What is needed: Please write out the data below once more, exactly as it stands.

(Component data from apps and pages)
BEGIN

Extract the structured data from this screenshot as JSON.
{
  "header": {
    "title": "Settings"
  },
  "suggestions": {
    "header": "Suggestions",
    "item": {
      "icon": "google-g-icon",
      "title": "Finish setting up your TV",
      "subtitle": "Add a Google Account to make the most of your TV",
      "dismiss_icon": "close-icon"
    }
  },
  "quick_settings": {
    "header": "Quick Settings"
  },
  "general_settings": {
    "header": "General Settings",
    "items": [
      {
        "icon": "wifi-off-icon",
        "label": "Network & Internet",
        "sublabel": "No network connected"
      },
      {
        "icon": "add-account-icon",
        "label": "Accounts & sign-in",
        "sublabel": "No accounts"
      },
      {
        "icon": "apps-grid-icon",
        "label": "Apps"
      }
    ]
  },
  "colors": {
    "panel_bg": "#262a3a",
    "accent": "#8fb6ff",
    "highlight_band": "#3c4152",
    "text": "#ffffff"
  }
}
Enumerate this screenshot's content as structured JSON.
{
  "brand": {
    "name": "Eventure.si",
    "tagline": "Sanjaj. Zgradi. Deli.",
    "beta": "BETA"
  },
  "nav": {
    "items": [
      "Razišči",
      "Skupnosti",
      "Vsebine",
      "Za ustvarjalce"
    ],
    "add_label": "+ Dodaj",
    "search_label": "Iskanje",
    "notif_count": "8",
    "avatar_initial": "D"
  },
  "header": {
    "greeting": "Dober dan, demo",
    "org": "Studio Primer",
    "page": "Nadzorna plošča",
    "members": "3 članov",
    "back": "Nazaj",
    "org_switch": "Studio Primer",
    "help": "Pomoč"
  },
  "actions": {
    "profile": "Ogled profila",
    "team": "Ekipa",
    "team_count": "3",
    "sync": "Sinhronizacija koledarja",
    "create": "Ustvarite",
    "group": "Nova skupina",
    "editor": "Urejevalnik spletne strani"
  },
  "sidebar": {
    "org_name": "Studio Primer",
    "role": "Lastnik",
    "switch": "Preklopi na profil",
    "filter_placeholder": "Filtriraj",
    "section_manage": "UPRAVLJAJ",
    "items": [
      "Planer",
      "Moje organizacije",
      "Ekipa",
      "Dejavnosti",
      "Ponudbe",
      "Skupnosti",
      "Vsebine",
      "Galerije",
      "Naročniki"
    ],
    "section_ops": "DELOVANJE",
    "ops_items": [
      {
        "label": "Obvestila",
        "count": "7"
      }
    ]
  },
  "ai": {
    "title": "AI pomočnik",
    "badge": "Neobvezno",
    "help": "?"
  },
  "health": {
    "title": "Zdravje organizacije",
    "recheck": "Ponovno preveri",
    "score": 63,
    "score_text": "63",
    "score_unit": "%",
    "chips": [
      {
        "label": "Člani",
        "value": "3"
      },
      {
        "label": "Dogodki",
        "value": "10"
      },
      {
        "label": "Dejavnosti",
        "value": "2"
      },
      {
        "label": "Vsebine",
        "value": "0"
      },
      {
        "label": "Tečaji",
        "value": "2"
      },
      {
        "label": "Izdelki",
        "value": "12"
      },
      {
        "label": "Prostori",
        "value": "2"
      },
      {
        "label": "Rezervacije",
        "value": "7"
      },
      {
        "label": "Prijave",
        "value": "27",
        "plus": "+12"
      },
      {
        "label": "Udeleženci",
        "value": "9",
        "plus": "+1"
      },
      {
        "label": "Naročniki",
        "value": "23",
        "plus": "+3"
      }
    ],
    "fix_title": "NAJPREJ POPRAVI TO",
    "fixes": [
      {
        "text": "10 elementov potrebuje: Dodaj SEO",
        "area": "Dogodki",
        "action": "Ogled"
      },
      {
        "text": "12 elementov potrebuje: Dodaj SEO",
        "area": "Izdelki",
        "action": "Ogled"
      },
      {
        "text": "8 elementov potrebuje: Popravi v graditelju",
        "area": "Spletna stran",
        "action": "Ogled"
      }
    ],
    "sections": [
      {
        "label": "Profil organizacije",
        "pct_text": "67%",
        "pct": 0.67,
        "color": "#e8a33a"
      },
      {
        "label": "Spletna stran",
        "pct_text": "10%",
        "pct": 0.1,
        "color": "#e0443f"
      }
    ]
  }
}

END

Answer to this problem:
Extract the structured data from this screenshot as JSON.
{
  "header": {
    "title": "Settings"
  },
  "suggestions": {
    "header": "Suggestions",
    "item": {
      "icon": "google-g-icon",
      "title": "Finish setting up your TV",
      "subtitle": "Add a Google Account to make the most of your TV",
      "dismiss_icon": "close-icon"
    }
  },
  "quick_settings": {
    "header": "Quick Settings"
  },
  "general_settings": {
    "header": "General Settings",
    "items": [
      {
        "icon": "wifi-off-icon",
        "label": "Network & Internet",
        "sublabel": "No network connected"
      },
      {
        "icon": "add-account-icon",
        "label": "Accounts & sign-in",
        "sublabel": "No accounts"
      },
      {
        "icon": "apps-grid-icon",
        "label": "Apps"
      }
    ]
  },
  "colors": {
    "panel_bg": "#262a3a",
    "accent": "#8fb6ff",
    "highlight_band": "#3c4152",
    "text": "#ffffff"
  }
}
Enumerate this screenshot's content as structured JSON.
{
  "brand": {
    "name": "Eventure.si",
    "tagline": "Sanjaj. Zgradi. Deli.",
    "beta": "BETA"
  },
  "nav": {
    "items": [
      "Razišči",
      "Skupnosti",
      "Vsebine",
      "Za ustvarjalce"
    ],
    "add_label": "+ Dodaj",
    "search_label": "Iskanje",
    "notif_count": "8",
    "avatar_initial": "D"
  },
  "header": {
    "greeting": "Dober dan, demo",
    "org": "Studio Primer",
    "page": "Nadzorna plošča",
    "members": "3 članov",
    "back": "Nazaj",
    "org_switch": "Studio Primer",
    "help": "Pomoč"
  },
  "actions": {
    "profile": "Ogled profila",
    "team": "Ekipa",
    "team_count": "3",
    "sync": "Sinhronizacija koledarja",
    "create": "Ustvarite",
    "group": "Nova skupina",
    "editor": "Urejevalnik spletne strani"
  },
  "sidebar": {
    "org_name": "Studio Primer",
    "role": "Lastnik",
    "switch": "Preklopi na profil",
    "filter_placeholder": "Filtriraj",
    "section_manage": "UPRAVLJAJ",
    "items": [
      "Planer",
      "Moje organizacije",
      "Ekipa",
      "Dejavnosti",
      "Ponudbe",
      "Skupnosti",
      "Vsebine",
      "Galerije",
      "Naročniki"
    ],
    "section_ops": "DELOVANJE",
    "ops_items": [
      {
        "label": "Obvestila",
        "count": "7"
      }
    ]
  },
  "ai": {
    "title": "AI pomočnik",
    "badge": "Neobvezno",
    "help": "?"
  },
  "health": {
    "title": "Zdravje organizacije",
    "recheck": "Ponovno preveri",
    "score": 63,
    "score_text": "63",
    "score_unit": "%",
    "chips": [
      {
        "label": "Člani",
        "value": "3"
      },
      {
        "label": "Dogodki",
        "value": "10"
      },
      {
        "label": "Dejavnosti",
        "value": "2"
      },
      {
        "label": "Vsebine",
        "value": "0"
      },
      {
        "label": "Tečaji",
        "value": "2"
      },
      {
        "label": "Izdelki",
        "value": "12"
      },
      {
        "label": "Prostori",
        "value": "2"
      },
      {
        "label": "Rezervacije",
        "value": "7"
      },
      {
        "label": "Prijave",
        "value": "27",
        "plus": "+12"
      },
      {
        "label": "Udeleženci",
        "value": "9",
        "plus": "+1"
      },
      {
        "label": "Naročniki",
        "value": "23",
        "plus": "+3"
      }
    ],
    "fix_title": "NAJPREJ POPRAVI TO",
    "fixes": [
      {
        "text": "10 elementov potrebuje: Dodaj SEO",
        "area": "Dogodki",
        "action": "Ogled"
      },
      {
        "text": "12 elementov potrebuje: Dodaj SEO",
        "area": "Izdelki",
        "action": "Ogled"
      },
      {
        "text": "8 elementov potrebuje: Popravi v graditelju",
        "area": "Spletna stran",
        "action": "Ogled"
      }
    ],
    "sections": [
      {
        "label": "Profil organizacije",
        "pct_text": "67%",
        "pct": 0.67,
        "color": "#e8a33a"
      },
      {
        "label": "Spletna stran",
        "pct_text": "10%",
        "pct": 0.1,
        "color": "#e0443f"
      }
    ]
  }
}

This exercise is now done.